While many kids play sports year-round, summer break is often filled with sports camps and summer leagues. Whether you’re trying to help a child with ADHD thrive this summer or want to keep momentum on your New Year’s Resolution to be more active, playing sports is a great way for kids to stay fit and have fun. But just because physical activity is healthy doesn’t mean that there isn’t any danger. Here’s how to prevent kid’s sports injuries from occurring.
Don’t Skip the Stretch
Youth sports injury prevention starts with warm-ups. Many coaches start off practices and games with a stretching routines and warm-up exercises, but if yours doesn’t, it’s incredibly important to encourage your child to do this on their own. Starting abruptly with cold muscles can lead to sprains, strains, tears, and pulled muscles. In fact, one common injury is a torn ACL, which can prevent a child from playing sports for up to nine months and can even cause arthritis problems later in life. By getting your child into good warm-up habits, you could help stave off injuries now, and later in life.
Wear Proper Equipment
Regardless of what sport your child plays, using proper equipment is essential to preventing injuries. Whether it’s knee guards, cleats, helmets, or mouth guards, using the correct size of the recommended equipment can be the difference between your child injuring themselves or staying healthy all season long.
Don’t Go All-In on One Sport
Especially if your child shows an aptitude for a specific sport, it can be tempting to focus all their energy there. But because children are still growing, it’s important to not overuse the same muscles over and over. In fact, many kid’s sports injuries come from repetitive stress and overuse problems, which are amplified by playing the same sport year-round. Especially while they’re young, try to vary the sports they play, which will in turn help them develop a wide-range of muscles without overusing any specific group. Once they reach puberty, it should be fine for them to focus their energy on one sport, if that’s what they prefer.
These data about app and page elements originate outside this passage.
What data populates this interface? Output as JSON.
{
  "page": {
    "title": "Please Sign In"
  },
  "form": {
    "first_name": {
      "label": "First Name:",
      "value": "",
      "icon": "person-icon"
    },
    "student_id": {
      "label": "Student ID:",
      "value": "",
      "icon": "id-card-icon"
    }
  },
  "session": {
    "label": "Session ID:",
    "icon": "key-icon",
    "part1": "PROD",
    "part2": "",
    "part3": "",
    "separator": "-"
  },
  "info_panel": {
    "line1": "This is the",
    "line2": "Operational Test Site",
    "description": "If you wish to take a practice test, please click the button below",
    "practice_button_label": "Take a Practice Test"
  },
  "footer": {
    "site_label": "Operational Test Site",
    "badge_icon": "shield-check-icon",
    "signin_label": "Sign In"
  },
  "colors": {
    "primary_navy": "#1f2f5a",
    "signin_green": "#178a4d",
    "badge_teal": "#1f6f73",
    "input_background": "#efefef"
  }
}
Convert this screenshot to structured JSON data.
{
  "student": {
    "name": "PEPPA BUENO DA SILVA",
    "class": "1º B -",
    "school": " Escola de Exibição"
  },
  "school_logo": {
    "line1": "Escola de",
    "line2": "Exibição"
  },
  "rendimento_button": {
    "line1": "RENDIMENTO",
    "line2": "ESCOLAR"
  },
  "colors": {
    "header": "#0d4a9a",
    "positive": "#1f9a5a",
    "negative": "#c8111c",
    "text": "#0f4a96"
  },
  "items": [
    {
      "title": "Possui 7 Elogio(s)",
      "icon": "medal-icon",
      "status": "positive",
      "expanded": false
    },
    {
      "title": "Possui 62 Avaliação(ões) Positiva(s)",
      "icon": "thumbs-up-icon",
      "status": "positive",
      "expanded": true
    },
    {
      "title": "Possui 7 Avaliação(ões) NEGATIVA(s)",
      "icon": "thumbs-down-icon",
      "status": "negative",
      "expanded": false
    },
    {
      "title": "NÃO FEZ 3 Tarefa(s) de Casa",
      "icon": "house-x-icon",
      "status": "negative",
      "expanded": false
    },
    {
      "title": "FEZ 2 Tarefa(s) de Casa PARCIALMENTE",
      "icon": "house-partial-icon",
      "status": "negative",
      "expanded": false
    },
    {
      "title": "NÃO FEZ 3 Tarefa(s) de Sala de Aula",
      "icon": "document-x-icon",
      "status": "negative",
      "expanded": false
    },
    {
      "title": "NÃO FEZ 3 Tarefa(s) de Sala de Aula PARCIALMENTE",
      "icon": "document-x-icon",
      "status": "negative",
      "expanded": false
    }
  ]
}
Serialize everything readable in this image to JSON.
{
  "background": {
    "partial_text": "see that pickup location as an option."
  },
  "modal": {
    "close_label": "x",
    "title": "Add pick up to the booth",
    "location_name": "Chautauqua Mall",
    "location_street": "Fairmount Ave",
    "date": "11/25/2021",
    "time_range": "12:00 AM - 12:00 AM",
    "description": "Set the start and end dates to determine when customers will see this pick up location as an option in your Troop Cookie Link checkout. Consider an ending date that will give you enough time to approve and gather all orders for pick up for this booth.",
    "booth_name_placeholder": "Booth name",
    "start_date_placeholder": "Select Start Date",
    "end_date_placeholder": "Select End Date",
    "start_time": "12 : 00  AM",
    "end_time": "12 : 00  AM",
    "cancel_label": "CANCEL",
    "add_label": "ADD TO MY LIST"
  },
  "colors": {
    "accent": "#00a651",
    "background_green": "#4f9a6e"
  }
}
Know That All Coaches Aren’t Created Equal
Even when kids play all day with their friends, they’re likely not developing overuse or repetitive stress problems. But once an outside coach is involved, these injuries can increase. While you can’t always choose the person who will be your child’s coach, we recommend looking out for coaches who put too much focus on winning and who overplay talented athletes, as this practice is likely to cause these types of injuries. Especially when kids are young, the focus should be on the kids having fun, and making sure kids get enough rest is part of that equation.
Don’t Skip the Physical
While many leagues require a sports physical in order for a child to be able to play, these wellness checks are more than a formality—they’re an important part of sports safety. During these visits, your pediatrician will check your child’s growth, development, and physical well-being, which can help rule out problems that could lead to injuries.
If your child is planning on playing sports this summer, be sure to schedule their sports physical with Woodburn Pediatric Clinic today. In the meantime, follow along with our Health Education Blog for more health, safety, and parenting tips, including what to do if your child is suffering from heat exhaustion.